→ **EXERCISE DESCRIPTION**:
Among the lines of the data, copy those that hold "company".

Data extracted from a collection:
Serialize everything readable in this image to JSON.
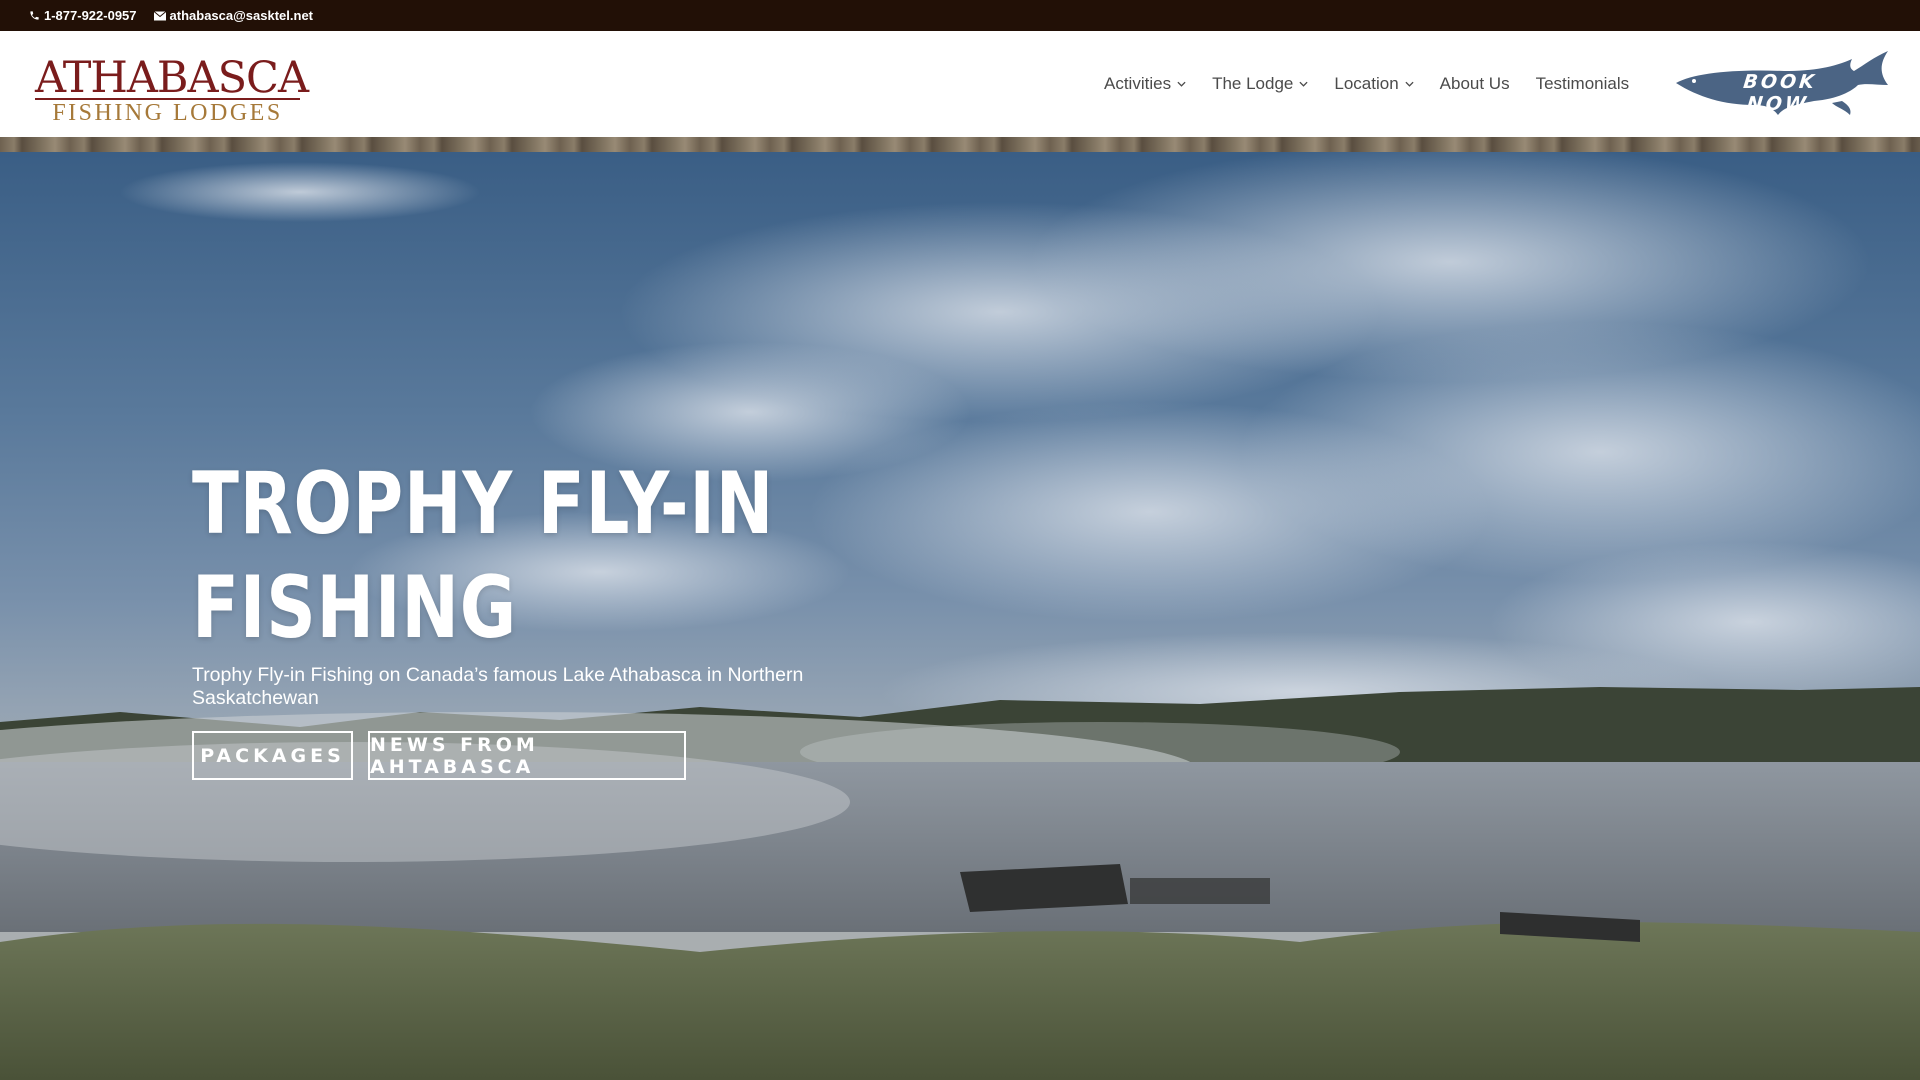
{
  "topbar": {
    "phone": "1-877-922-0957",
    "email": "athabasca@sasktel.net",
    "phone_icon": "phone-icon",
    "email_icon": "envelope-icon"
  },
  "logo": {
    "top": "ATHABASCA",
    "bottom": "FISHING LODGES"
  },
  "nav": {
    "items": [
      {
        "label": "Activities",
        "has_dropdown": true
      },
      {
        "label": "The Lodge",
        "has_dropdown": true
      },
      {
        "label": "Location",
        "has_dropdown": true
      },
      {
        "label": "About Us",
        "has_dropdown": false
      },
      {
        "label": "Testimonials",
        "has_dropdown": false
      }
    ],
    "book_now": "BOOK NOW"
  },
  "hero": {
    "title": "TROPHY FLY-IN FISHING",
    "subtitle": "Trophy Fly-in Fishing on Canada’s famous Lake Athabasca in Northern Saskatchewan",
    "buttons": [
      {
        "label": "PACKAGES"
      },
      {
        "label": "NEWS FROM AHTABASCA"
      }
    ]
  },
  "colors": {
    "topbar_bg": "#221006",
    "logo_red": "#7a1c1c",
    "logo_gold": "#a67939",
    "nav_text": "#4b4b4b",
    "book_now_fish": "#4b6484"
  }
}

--

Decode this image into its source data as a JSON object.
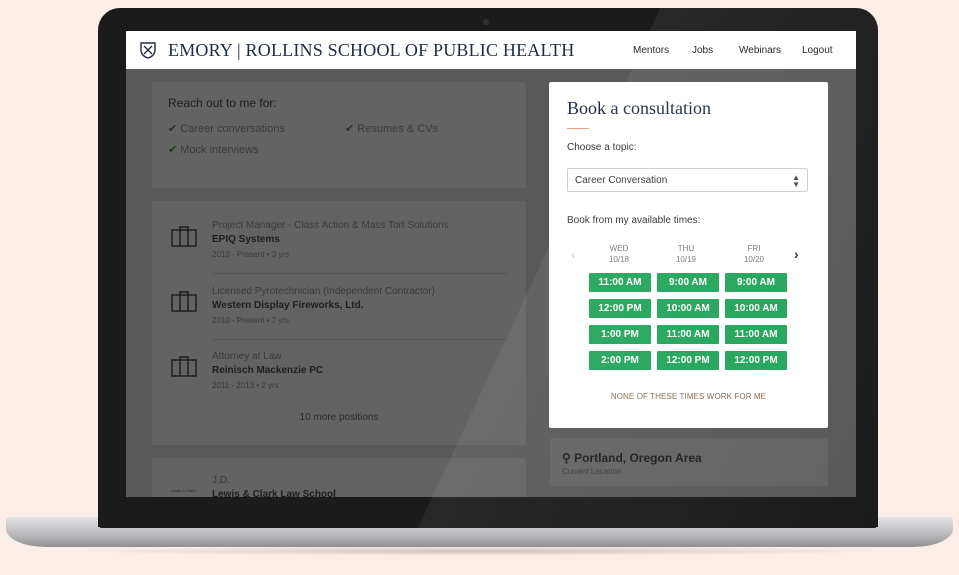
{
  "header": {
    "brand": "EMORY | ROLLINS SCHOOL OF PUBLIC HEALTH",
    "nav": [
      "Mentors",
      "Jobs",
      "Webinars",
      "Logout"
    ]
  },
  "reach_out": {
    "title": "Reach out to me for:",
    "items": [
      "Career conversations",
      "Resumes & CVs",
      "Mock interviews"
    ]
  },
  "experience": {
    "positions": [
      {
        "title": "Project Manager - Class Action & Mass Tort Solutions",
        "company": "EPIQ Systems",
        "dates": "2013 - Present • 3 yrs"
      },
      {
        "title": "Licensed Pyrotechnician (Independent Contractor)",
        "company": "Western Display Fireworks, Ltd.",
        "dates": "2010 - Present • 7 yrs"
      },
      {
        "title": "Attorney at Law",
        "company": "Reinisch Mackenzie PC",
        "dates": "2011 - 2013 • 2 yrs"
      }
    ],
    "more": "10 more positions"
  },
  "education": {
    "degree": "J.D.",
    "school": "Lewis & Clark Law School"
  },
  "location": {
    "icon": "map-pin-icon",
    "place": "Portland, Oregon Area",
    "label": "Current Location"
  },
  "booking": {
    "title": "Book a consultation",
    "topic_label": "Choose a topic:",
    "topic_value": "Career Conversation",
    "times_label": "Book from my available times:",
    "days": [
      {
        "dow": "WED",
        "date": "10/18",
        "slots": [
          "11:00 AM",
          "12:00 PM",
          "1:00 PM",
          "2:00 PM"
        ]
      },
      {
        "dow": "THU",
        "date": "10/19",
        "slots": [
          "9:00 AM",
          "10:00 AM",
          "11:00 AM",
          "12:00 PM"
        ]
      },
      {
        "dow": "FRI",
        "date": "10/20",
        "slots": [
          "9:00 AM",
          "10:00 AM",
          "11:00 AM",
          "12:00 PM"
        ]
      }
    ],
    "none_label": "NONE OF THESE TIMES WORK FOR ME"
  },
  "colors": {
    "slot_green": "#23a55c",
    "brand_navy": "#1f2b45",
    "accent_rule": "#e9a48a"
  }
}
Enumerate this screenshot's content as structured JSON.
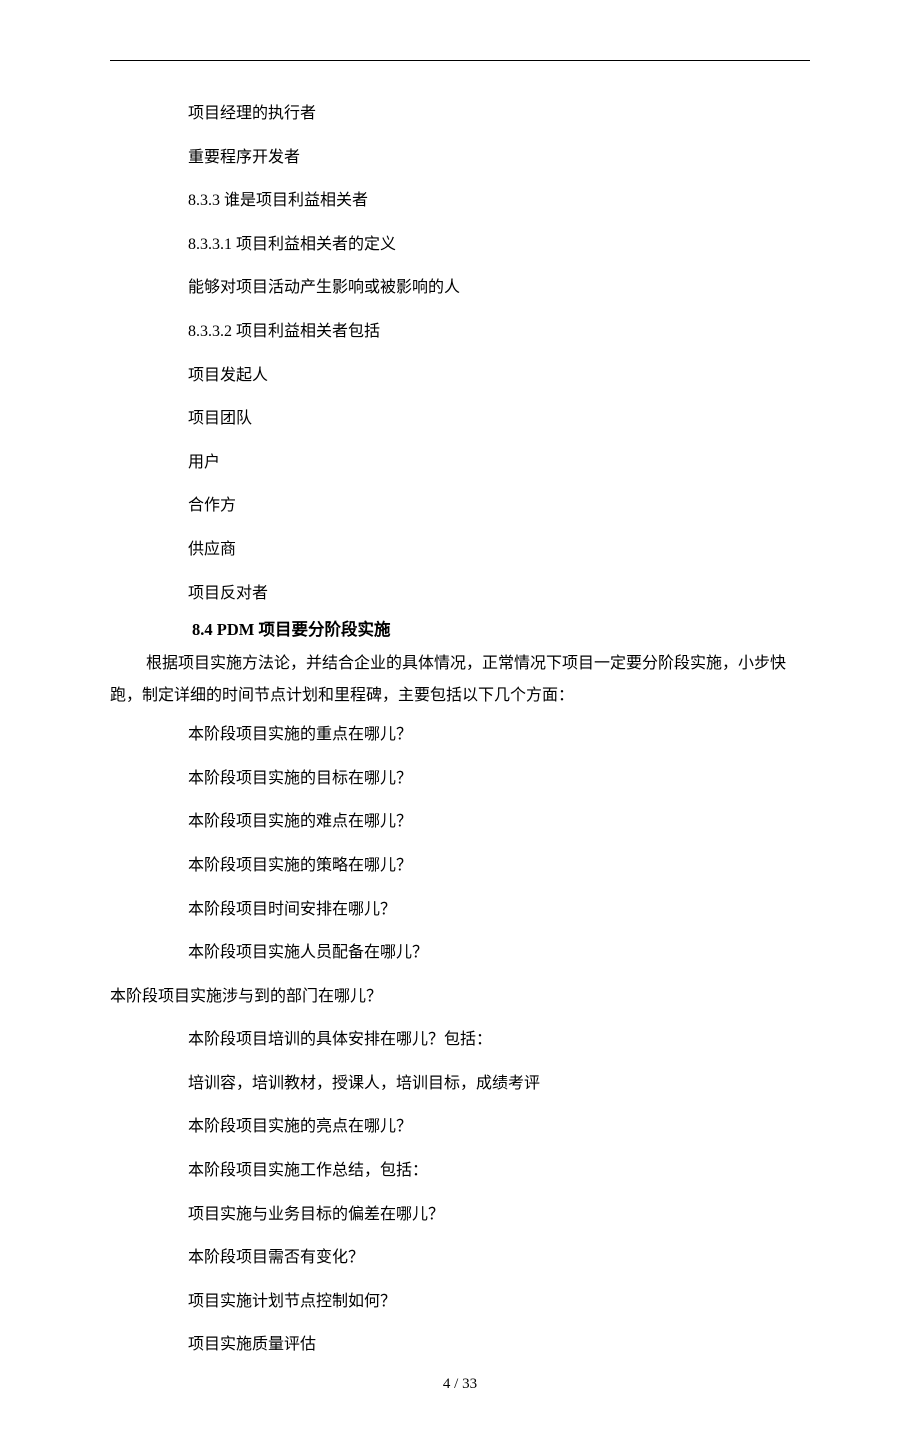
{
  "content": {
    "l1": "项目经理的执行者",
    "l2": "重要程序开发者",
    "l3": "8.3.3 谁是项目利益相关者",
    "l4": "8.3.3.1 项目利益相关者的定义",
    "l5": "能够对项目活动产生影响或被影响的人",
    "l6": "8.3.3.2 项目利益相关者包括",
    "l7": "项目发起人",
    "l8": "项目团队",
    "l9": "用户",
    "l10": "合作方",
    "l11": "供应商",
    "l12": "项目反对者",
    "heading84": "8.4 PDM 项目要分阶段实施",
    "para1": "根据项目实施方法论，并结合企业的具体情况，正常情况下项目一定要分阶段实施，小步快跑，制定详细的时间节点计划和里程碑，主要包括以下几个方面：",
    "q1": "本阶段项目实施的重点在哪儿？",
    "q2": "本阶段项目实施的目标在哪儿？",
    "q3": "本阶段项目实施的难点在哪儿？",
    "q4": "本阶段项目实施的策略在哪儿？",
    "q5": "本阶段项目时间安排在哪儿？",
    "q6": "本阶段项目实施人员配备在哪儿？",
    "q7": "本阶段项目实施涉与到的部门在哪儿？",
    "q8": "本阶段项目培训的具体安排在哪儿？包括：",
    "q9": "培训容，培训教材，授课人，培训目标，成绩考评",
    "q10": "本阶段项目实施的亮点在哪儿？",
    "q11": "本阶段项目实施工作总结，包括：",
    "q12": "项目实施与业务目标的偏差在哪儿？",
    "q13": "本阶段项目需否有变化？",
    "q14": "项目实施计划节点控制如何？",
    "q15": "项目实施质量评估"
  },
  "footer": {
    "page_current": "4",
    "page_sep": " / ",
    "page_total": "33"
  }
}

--

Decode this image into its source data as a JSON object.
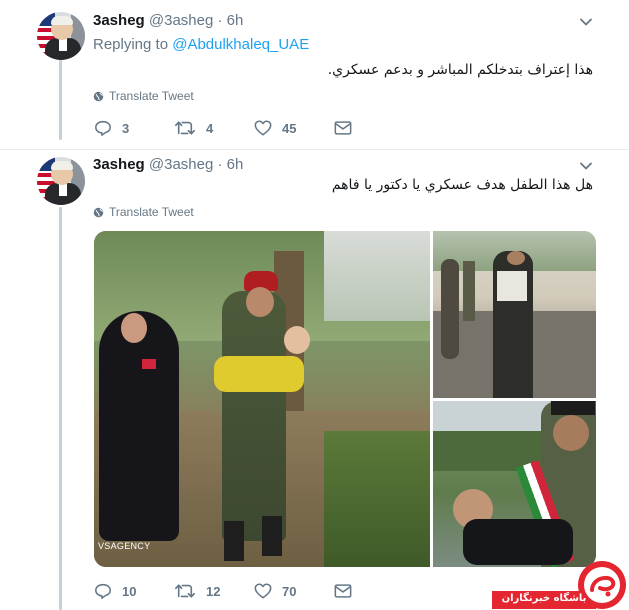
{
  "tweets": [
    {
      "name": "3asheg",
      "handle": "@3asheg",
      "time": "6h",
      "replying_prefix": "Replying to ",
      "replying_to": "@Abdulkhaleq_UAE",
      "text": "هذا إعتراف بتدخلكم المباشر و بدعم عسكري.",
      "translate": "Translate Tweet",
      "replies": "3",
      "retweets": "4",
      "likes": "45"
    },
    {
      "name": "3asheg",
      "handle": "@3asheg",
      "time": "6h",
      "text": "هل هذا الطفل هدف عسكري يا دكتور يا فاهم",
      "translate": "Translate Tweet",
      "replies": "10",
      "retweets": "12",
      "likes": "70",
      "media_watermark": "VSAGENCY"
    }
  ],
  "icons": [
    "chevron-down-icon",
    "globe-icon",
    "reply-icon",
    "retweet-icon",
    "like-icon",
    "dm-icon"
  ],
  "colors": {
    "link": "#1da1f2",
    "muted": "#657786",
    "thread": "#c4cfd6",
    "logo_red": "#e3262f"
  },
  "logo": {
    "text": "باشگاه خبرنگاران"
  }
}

→ **ANSWER BOX**:
        "company": "EPIQ Systems",
        "company": "Western Display Fireworks, Ltd.",
        "company": "Reinisch Mackenzie PC",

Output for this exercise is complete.